Later this week, I have a story that will run in The Anchorage Press, my first paying gig as a writer. Not that I write just for the money, although it doesn’t suck when a writer is paid. I write because I like the process of arranging words however I want to. AND if I feel like beginning sentences with ‘and’ I can do that. AND If I feel like ending a sentence with a preposition I can do that to. Two. Too. Winston Churchill got away with it. He once PUT a preposition at the end of a sentence and was called to task for it. Churchill replied, “That’s the sort of pedantry up with which I will not PUT.”
So back to fact-checking. I was so excited The Press was publishing my story, I rushed my process in working with the editor. Not good. Why I thought I had to do my revisions in five seconds or less, I have no idea. I was giddy with the prospect of writing a story for my local peeps to read. I couldn’t stop dancing around to plop my butt back in the chair to give it another read. It wasn’t until I went to a retirement party last weekend that I realized I had a glaring error in my about-to-be-published wild land fire air tanker story. The horror.
I had the good fortune of talking with an Alaskan pilot, also a writer, so I gushed about my upcoming piece. So what kind of air tanker was it, he asked. A DC-10, I answered. Did it have props or a turbine engine, he asked. I said props. He said DC-10s don’t have props. I froze, duck-paddling like hell, with the stark realization I may have a glaring error in my story. My brain groped for the 28-year old memory of that air tanker.
The next morning (when I wasn’t drinking any more wine) I rushed to my computer to Google air tankers used in 1987…sure enough the DC-10 is a jet—and it wasn’t used in the 1987 aerial firefighting fleet! Had a DC-10 actually flown over our fire crew, low as it was, our ears would have fallen off and our organs would have left our bodies.
I racked my memory. Our air tanker definitely had propellers. No way were jets used as converted air tankers in 1987.
I raced through my photo album and found the picture of the air tanker that had saved our crew in ’87. It had four props and a window for a nose. My heart pounded with embarrassment. What kind of plane was this? I clicked ‘google images’ for 1987 air tankers to match my picture. Lo and behold, there it was: A P4Y2 Privateer navy bomber! Not a DC-10.
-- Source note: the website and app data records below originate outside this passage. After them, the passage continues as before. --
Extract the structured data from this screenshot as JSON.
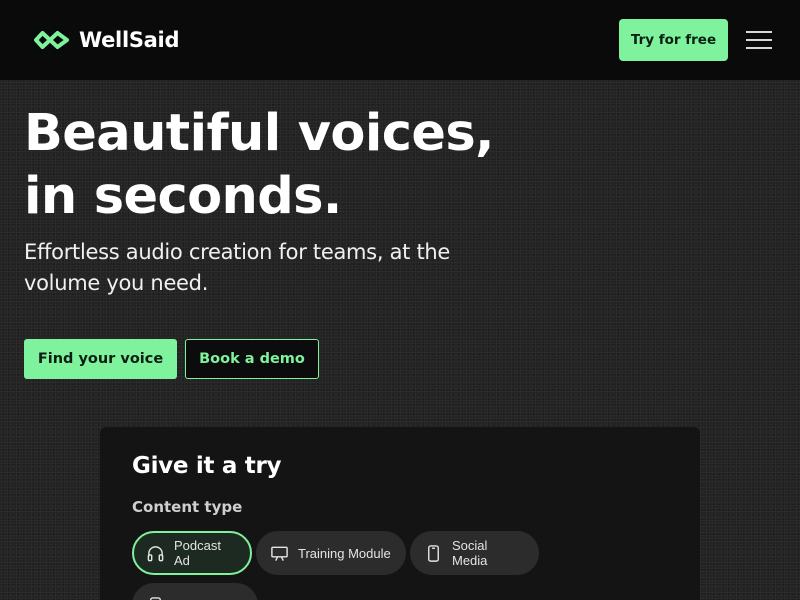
{
  "header": {
    "brand": "WellSaid",
    "try_free_label": "Try for free"
  },
  "hero": {
    "headline_line1": "Beautiful voices,",
    "headline_line2": "in seconds.",
    "subheadline": "Effortless audio creation for teams, at the volume you need.",
    "primary_cta": "Find your voice",
    "secondary_cta": "Book a demo"
  },
  "try_card": {
    "title": "Give it a try",
    "content_type_label": "Content type",
    "content_types": [
      {
        "label": "Podcast Ad",
        "icon": "headphones-icon",
        "selected": true
      },
      {
        "label": "Training Module",
        "icon": "presentation-icon",
        "selected": false
      },
      {
        "label": "Social Media",
        "icon": "phone-icon",
        "selected": false
      },
      {
        "label": "",
        "icon": "phone-icon",
        "selected": false
      }
    ]
  },
  "colors": {
    "accent": "#7ef29d",
    "header_bg": "#0a0a0a",
    "card_bg": "#141414",
    "chip_bg": "#2c2c2c"
  }
}
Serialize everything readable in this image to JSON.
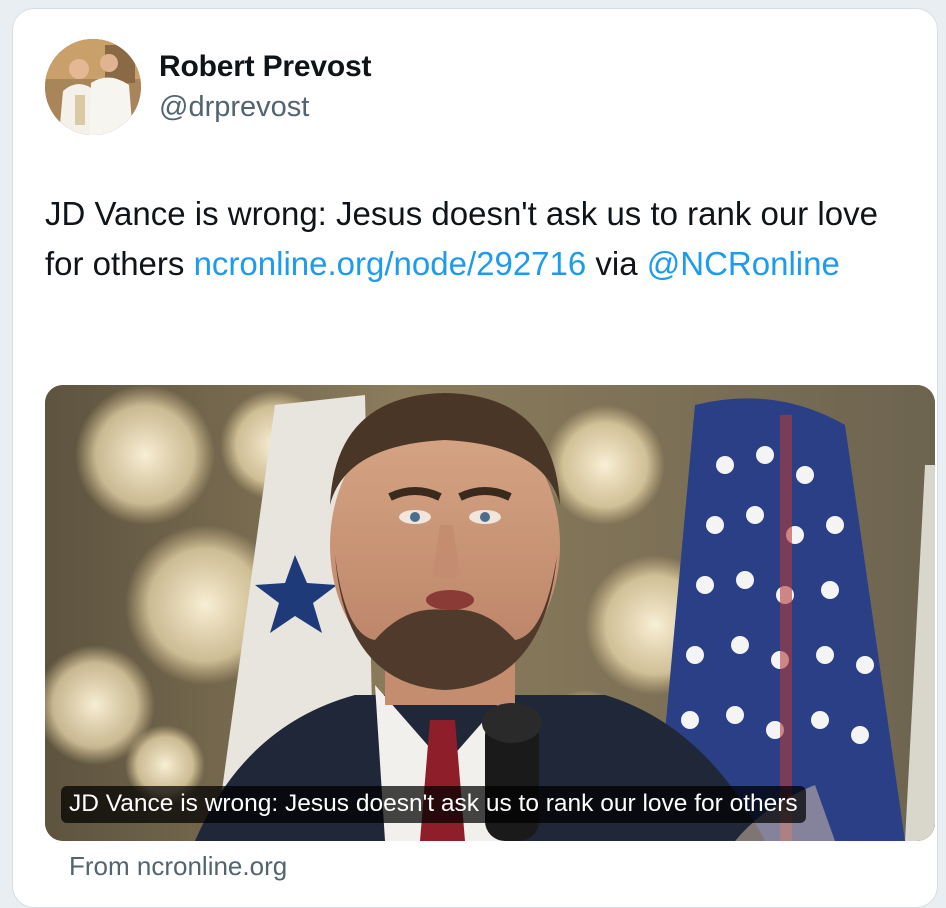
{
  "author": {
    "name": "Robert Prevost",
    "handle": "@drprevost"
  },
  "tweet": {
    "text_prefix": "JD Vance is wrong: Jesus doesn't ask us to rank our love for others ",
    "link_text": "ncronline.org/node/292716",
    "text_middle": " via ",
    "mention": "@NCRonline"
  },
  "link_card": {
    "headline": "JD Vance is wrong: Jesus doesn't ask us to rank our love for others",
    "source": "From ncronline.org"
  },
  "colors": {
    "link": "#1d9bf0",
    "text": "#0f1419",
    "secondary": "#536471"
  }
}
My keyboard smoked, I typed so hard and fast, to edit my story. I emailed the Press editor and told her this error needs revision. I haven’t heard back yet, which makes me nervous. I hope I contacted her in time before the story is printed. If not, every pilot in the firefighting world AND Alaska will nail me to a tree. Bad dog! Bad writer!
Lesson learned: CHECK ALL FACTS of a personal story, no matter how well you think you remember them. Don’t just rely on your memory.
I am writing a memoir about my hometown and let me say this: If I don’t get my facts right, my friends and cohorts in Butte, Montana will not only nail me to a tree, they will eat my lunch and toss me in the Berkeley Pit! I know this. I’ve been in contact with some of these history buffs and they are death on accuracy.
I hope I corrected this error in time before my story runs. Otherwise—I’ll want my mommy. Fingers crossed. Lesson. Learned. If the editor doesn’t get it in time—well—please don’t nail me to a tree. Just eat my lunch and say BAD DOG. BAD WRITER.
© Lois Paige Simenson and The Alaska Philosophaster, 2015, ALL RIGHTS RESERVED. Unauthorized use and/or duplication of this material without express and written permission from this blog’s author and/or owner is strictly prohibited. Excerpts and links may be used, provided that full and clear credit is given to The Alaska Philosophaster with appropriate and specific direction to the original content. LIPS